**WORK INSTRUCTION:**
Please return every line below that contains the string "alerts".

**INPUT DATA:**
-------
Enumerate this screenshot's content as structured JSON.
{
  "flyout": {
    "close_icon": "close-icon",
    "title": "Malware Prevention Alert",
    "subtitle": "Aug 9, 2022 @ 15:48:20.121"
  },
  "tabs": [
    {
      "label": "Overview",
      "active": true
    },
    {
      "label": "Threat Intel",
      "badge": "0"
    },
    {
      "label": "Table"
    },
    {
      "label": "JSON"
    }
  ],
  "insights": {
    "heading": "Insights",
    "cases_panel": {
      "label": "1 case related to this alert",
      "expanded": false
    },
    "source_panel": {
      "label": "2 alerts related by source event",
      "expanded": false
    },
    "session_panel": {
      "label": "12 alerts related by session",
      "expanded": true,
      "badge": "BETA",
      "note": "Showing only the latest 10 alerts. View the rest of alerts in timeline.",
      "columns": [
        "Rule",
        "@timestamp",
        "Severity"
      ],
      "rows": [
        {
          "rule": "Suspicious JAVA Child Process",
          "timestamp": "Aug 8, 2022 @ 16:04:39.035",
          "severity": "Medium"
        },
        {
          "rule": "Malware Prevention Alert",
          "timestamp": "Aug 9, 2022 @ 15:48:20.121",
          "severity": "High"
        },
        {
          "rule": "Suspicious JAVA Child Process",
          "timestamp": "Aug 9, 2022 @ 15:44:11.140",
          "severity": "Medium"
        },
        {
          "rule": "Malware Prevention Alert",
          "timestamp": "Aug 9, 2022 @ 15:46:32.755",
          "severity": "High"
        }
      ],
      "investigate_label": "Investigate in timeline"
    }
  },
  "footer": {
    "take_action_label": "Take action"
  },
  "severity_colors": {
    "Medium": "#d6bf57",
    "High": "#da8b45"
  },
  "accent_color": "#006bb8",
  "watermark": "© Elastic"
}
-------
**ANSWER SPACE:**
      "label": "2 alerts related by source event",
      "label": "12 alerts related by session",
      "note": "Showing only the latest 10 alerts. View the rest of alerts in timeline.",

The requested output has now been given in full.